In an unprecedented move, the Trump administration unveiled a proposal Thursday which could expose the entire US coast to economic and environment catastrophe by permitting drilling in virtually all U.S. continental shelf waters, including protected areas of the Arctic and the Atlantic.
"This is a radical plan that will increase the risk of disasters in all US coastal areas," said Tim Dillingham, Executive Director of the American Littoral Society, which is based on Sandy Hook, NJ. "Only a few years ago, common sense and bipartisan opposition ended a plan to open the Atlantic to drilling. Now, despite objections from even the US military, the Trump administration is jeopardizing millions of jobs and economies that contribute billions to the US GDP with a plan to not only offer leases in the Atlantic, but also open the Arctic and Pacific coast to drilling."
In announcing the plan, Secretary of the Interior Ryan Zinke said: "Responsibly developing our energy resources on the Outer Continental Shelf in a safe and well-regulated way is important to our economy and energy security, and it provides billions of dollars to fund the conservation of our coastlines, public lands and parks."
However, the drilling plan comes on the heels of a separate proposal to repeal offshore drilling safety regulations that were put in place after the 2010 Deepwater Horizon oil rig disaster. The decision to rollback those safety regulations, which came on Dec. 28, 2017, starkly indicates that only lip service will be paid to environmental, economic or human safety.
The US gulf coast is still recovering from damage done by the Deepwater Horizon explosion and spill, which dumped 215 million gallons of crude into the Gulf of Mexico. Pollution from that event fouled beaches from Louisiana to Florida and is still affecting marine life in the area.

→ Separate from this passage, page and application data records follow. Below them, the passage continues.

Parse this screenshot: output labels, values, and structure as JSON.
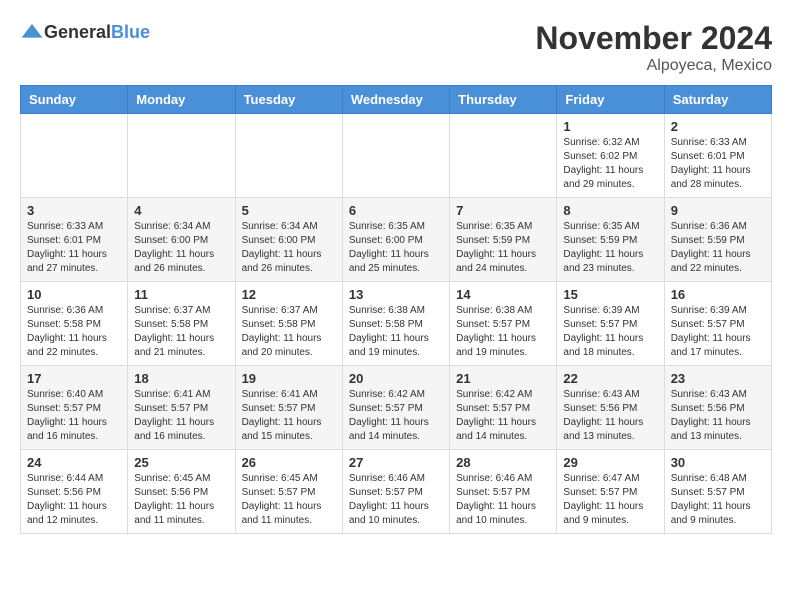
{
  "logo": {
    "text_general": "General",
    "text_blue": "Blue"
  },
  "header": {
    "month": "November 2024",
    "location": "Alpoyeca, Mexico"
  },
  "weekdays": [
    "Sunday",
    "Monday",
    "Tuesday",
    "Wednesday",
    "Thursday",
    "Friday",
    "Saturday"
  ],
  "weeks": [
    [
      {
        "day": "",
        "info": ""
      },
      {
        "day": "",
        "info": ""
      },
      {
        "day": "",
        "info": ""
      },
      {
        "day": "",
        "info": ""
      },
      {
        "day": "",
        "info": ""
      },
      {
        "day": "1",
        "info": "Sunrise: 6:32 AM\nSunset: 6:02 PM\nDaylight: 11 hours and 29 minutes."
      },
      {
        "day": "2",
        "info": "Sunrise: 6:33 AM\nSunset: 6:01 PM\nDaylight: 11 hours and 28 minutes."
      }
    ],
    [
      {
        "day": "3",
        "info": "Sunrise: 6:33 AM\nSunset: 6:01 PM\nDaylight: 11 hours and 27 minutes."
      },
      {
        "day": "4",
        "info": "Sunrise: 6:34 AM\nSunset: 6:00 PM\nDaylight: 11 hours and 26 minutes."
      },
      {
        "day": "5",
        "info": "Sunrise: 6:34 AM\nSunset: 6:00 PM\nDaylight: 11 hours and 26 minutes."
      },
      {
        "day": "6",
        "info": "Sunrise: 6:35 AM\nSunset: 6:00 PM\nDaylight: 11 hours and 25 minutes."
      },
      {
        "day": "7",
        "info": "Sunrise: 6:35 AM\nSunset: 5:59 PM\nDaylight: 11 hours and 24 minutes."
      },
      {
        "day": "8",
        "info": "Sunrise: 6:35 AM\nSunset: 5:59 PM\nDaylight: 11 hours and 23 minutes."
      },
      {
        "day": "9",
        "info": "Sunrise: 6:36 AM\nSunset: 5:59 PM\nDaylight: 11 hours and 22 minutes."
      }
    ],
    [
      {
        "day": "10",
        "info": "Sunrise: 6:36 AM\nSunset: 5:58 PM\nDaylight: 11 hours and 22 minutes."
      },
      {
        "day": "11",
        "info": "Sunrise: 6:37 AM\nSunset: 5:58 PM\nDaylight: 11 hours and 21 minutes."
      },
      {
        "day": "12",
        "info": "Sunrise: 6:37 AM\nSunset: 5:58 PM\nDaylight: 11 hours and 20 minutes."
      },
      {
        "day": "13",
        "info": "Sunrise: 6:38 AM\nSunset: 5:58 PM\nDaylight: 11 hours and 19 minutes."
      },
      {
        "day": "14",
        "info": "Sunrise: 6:38 AM\nSunset: 5:57 PM\nDaylight: 11 hours and 19 minutes."
      },
      {
        "day": "15",
        "info": "Sunrise: 6:39 AM\nSunset: 5:57 PM\nDaylight: 11 hours and 18 minutes."
      },
      {
        "day": "16",
        "info": "Sunrise: 6:39 AM\nSunset: 5:57 PM\nDaylight: 11 hours and 17 minutes."
      }
    ],
    [
      {
        "day": "17",
        "info": "Sunrise: 6:40 AM\nSunset: 5:57 PM\nDaylight: 11 hours and 16 minutes."
      },
      {
        "day": "18",
        "info": "Sunrise: 6:41 AM\nSunset: 5:57 PM\nDaylight: 11 hours and 16 minutes."
      },
      {
        "day": "19",
        "info": "Sunrise: 6:41 AM\nSunset: 5:57 PM\nDaylight: 11 hours and 15 minutes."
      },
      {
        "day": "20",
        "info": "Sunrise: 6:42 AM\nSunset: 5:57 PM\nDaylight: 11 hours and 14 minutes."
      },
      {
        "day": "21",
        "info": "Sunrise: 6:42 AM\nSunset: 5:57 PM\nDaylight: 11 hours and 14 minutes."
      },
      {
        "day": "22",
        "info": "Sunrise: 6:43 AM\nSunset: 5:56 PM\nDaylight: 11 hours and 13 minutes."
      },
      {
        "day": "23",
        "info": "Sunrise: 6:43 AM\nSunset: 5:56 PM\nDaylight: 11 hours and 13 minutes."
      }
    ],
    [
      {
        "day": "24",
        "info": "Sunrise: 6:44 AM\nSunset: 5:56 PM\nDaylight: 11 hours and 12 minutes."
      },
      {
        "day": "25",
        "info": "Sunrise: 6:45 AM\nSunset: 5:56 PM\nDaylight: 11 hours and 11 minutes."
      },
      {
        "day": "26",
        "info": "Sunrise: 6:45 AM\nSunset: 5:57 PM\nDaylight: 11 hours and 11 minutes."
      },
      {
        "day": "27",
        "info": "Sunrise: 6:46 AM\nSunset: 5:57 PM\nDaylight: 11 hours and 10 minutes."
      },
      {
        "day": "28",
        "info": "Sunrise: 6:46 AM\nSunset: 5:57 PM\nDaylight: 11 hours and 10 minutes."
      },
      {
        "day": "29",
        "info": "Sunrise: 6:47 AM\nSunset: 5:57 PM\nDaylight: 11 hours and 9 minutes."
      },
      {
        "day": "30",
        "info": "Sunrise: 6:48 AM\nSunset: 5:57 PM\nDaylight: 11 hours and 9 minutes."
      }
    ]
  ]
}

This plan would expose the entire US coast to similar dangers and is an unacceptable risk to local communities, their coastal economies and marine life.
"There should be no doubt that from the halls of Trenton, to the beaches of Sandy Hook, New Jersey's citizens want our ocean protected, not opened up to industrialization and pollution," said Dillingham.
New Jersey alone generated $8.3 billion toward the US GDP and supported 124,000 jobs through economies dependent on a clean ocean and coast: fishing, tourism, recreation. A spill could also put the state's $700 billion in coastal properties at risk.
"There's simply a blind spot to anything other than the oil industry's desires," Dillingham said. "Where we drill, we spill. And this administration shows little interest in requiring the oil industry to act responsibly.
"Too much is at stake to risk our ocean's health," Dillingham said.
This sentiment is shared by lawmakers and citizens over the entirety of the Atlantic coast.
New Jersey Governor Chris Christie, who campaigned for the current president, reaffirmed his opposition to any industrialization of the New Jersey coast, by having Bob Martin, Commissioner of the NJ Department of Environmental Protection, write a letter to the Trump administration opposing Atlantic coast drilling.
"Weighing the potential negative impacts to New Jersey's natural resources, coastal communities, and economy with the potential for energy generation and current energy needs, the State of New Jersey opposes any portion of the North and Mid-Atlantic Ocean being included in the development of a National Outer Continental Shelf Oil and Gas Leasing Program," Martin wrote.
According to the environmental organization Oceana, as of November 2017, 141 East Coast municipalities and over 1,200 local, state and federal elected officials including the Governors of New Jersey, Delaware, Maryland, Virginia, North Carolina and South Carolina, have formally opposed offshore drilling and/or seismic airgun blasting. Numerous fishing and tourism interests, including local chambers of commerce, tourism and restaurant associations, and an alliance representing over 41,000 businesses and 500,000 fishing families from Florida to Maine, also oppose oil exploration and/or development in the Atlantic. The South, Mid-Atlantic, and New England Fishery Management Councils have all expressed concerns about the risks posed by seismic surveys and oil and gas development to managed resources, fisheries and coastal communities along the Atlantic coast. Finally, NASA, the Department of Defense, and the Florida Defense Support Task Force have all expressed concerns about expanded offshore oil and gas development threatening their ability to perform critical activities.
Opposition to this plan still matters. This proposal is only the first step in a multi-year process to create a National Outer Continental Shelf Oil and Gas Leasing Program.
The American Littoral Society stands with those around the United States who oppose this dangerous proposal and encourages its members and supporters to tell their elected representatives that America's publicly owned waters should be conserved and protected, not turned over to the oil industry and the highest bidder.